A relationship between competitive gaming and professional sports has been slowly developing as esports have gained popularity recently. Professional sports teams and leagues have tried to get in on the action in a variety of ways, with some teams investing in already existing organizations while others have tried to pioneer their own leagues and tournaments.

Initial Esports Involvement

The 76ers bought and merged teams Dignitas and Apex in September 2016, becoming  the first North American pro sports team to get involved in esports. Since then, a number of other professional sports teams have invested in competitive gaming. When the North America League of Legends Championship Series announced their 10 teams, four were owned by NBA franchises. The New York Yankees invested in Vision Esports, given them a partnership with Rick Fox’s Echo Fox and Twin Galaxies. Countless other pro sports entities and owners have since gotten involved with esports investments, and currently teams from the NBA, NFL, MLB, NHL, and MLS have all invested in esports.

Leagues for Sports Titles

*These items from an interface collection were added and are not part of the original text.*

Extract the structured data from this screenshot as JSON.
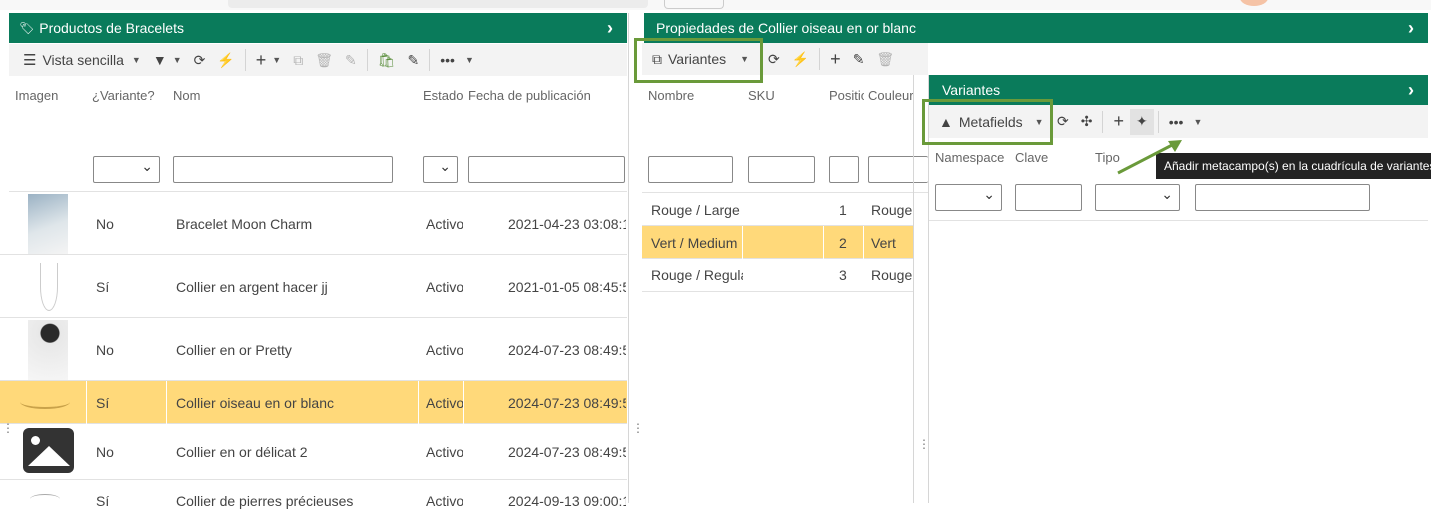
{
  "left_panel": {
    "title": "Productos de Bracelets",
    "toolbar": {
      "view_label": "Vista sencilla"
    },
    "columns": [
      "Imagen",
      "¿Variante?",
      "Nom",
      "Estado",
      "Fecha de publicación"
    ],
    "rows": [
      {
        "variant": "No",
        "name": "Bracelet Moon Charm",
        "status": "Activo",
        "date": "2021-04-23 03:08:1"
      },
      {
        "variant": "Sí",
        "name": "Collier en argent hacer jj",
        "status": "Activo",
        "date": "2021-01-05 08:45:5"
      },
      {
        "variant": "No",
        "name": "Collier en or Pretty",
        "status": "Activo",
        "date": "2024-07-23 08:49:5"
      },
      {
        "variant": "Sí",
        "name": "Collier oiseau en or blanc",
        "status": "Activo",
        "date": "2024-07-23 08:49:5"
      },
      {
        "variant": "No",
        "name": "Collier en or délicat 2",
        "status": "Activo",
        "date": "2024-07-23 08:49:5"
      },
      {
        "variant": "Sí",
        "name": "Collier de pierres précieuses",
        "status": "Activo",
        "date": "2024-09-13 09:00:1"
      }
    ]
  },
  "middle_panel": {
    "title": "Propiedades de Collier oiseau en or blanc",
    "toolbar": {
      "variants_label": "Variantes"
    },
    "columns": [
      "Nombre",
      "SKU",
      "Position",
      "Couleur"
    ],
    "rows": [
      {
        "name": "Rouge / Large",
        "sku": "",
        "position": "1",
        "color": "Rouge"
      },
      {
        "name": "Vert / Medium",
        "sku": "",
        "position": "2",
        "color": "Vert"
      },
      {
        "name": "Rouge / Regular",
        "sku": "",
        "position": "3",
        "color": "Rouge"
      }
    ]
  },
  "right_panel": {
    "title": "Variantes",
    "toolbar": {
      "metafields_label": "Metafields"
    },
    "columns": [
      "Namespace",
      "Clave",
      "Tipo"
    ],
    "tooltip": "Añadir metacampo(s) en la cuadrícula de variantes"
  },
  "colors": {
    "header_green": "#0a7b5b",
    "selected_row": "#ffd97a",
    "highlight_box": "#6a9a3a"
  }
}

The big focus from many professional sports leagues has been creating gaming leagues for their respective sports titles. The NBA 2K League, Madden NFL Club Championship, and eMLS have all been formed in the last year. These leagues all follow a similar formula – gamers representing professional sports teams in competition. The NFL partnered with ESPN to broadcast its Madden NFL Club Championships and Madden Ultimate League for 2018. The eMLS Cup kicked off its inaugural competition at PAX East, and the NBA 2K League began on May 1 with the involvement of 17 NBA franchises in an NBA 2K18 tournament. 

The early results from these leagues have been mixed. eMLS had a promising debut at PAX East, generating over 30,000 viewers on Twitch during the championship game. The NBA 2K League had lower viewership numbers than the eMLS Cup – peaking at 13,000 Twitch viewers, and their viewership declined with each subsequent round of the tournament. There are likely several factors behind this: a main one being that NBA 2K League games were scheduled during the NBA Playoffs. Another aspect to consider is that eMLS uses real soccer stars in-game, while the NBA uses created players representing the esports pro controlling them. So in the 2K League games, there is no LeBron James or Steph Curry, but rather “Radiant” and “Mama I’m Dat Man.” This approach could deter traditional basketball fans, who might find actual NBA stars more compelling.

It’ll be tough to gauge the success of these ventures until more games and tournaments have been played. These leagues will learn and adapt moving forward, and they’ll have some tough decisions to make as to whether they tailor their product towards gamers or traditional sports fans. Will the leagues remain invested in games within their respective sports, or do they venture further into the competitive gaming world with esports giants like Dota and League of Legends? Either way, the rapidly evolving esports landscape is still in its beginning stages, and I’m excited to see where it goes – and how traditional sports are a part of it.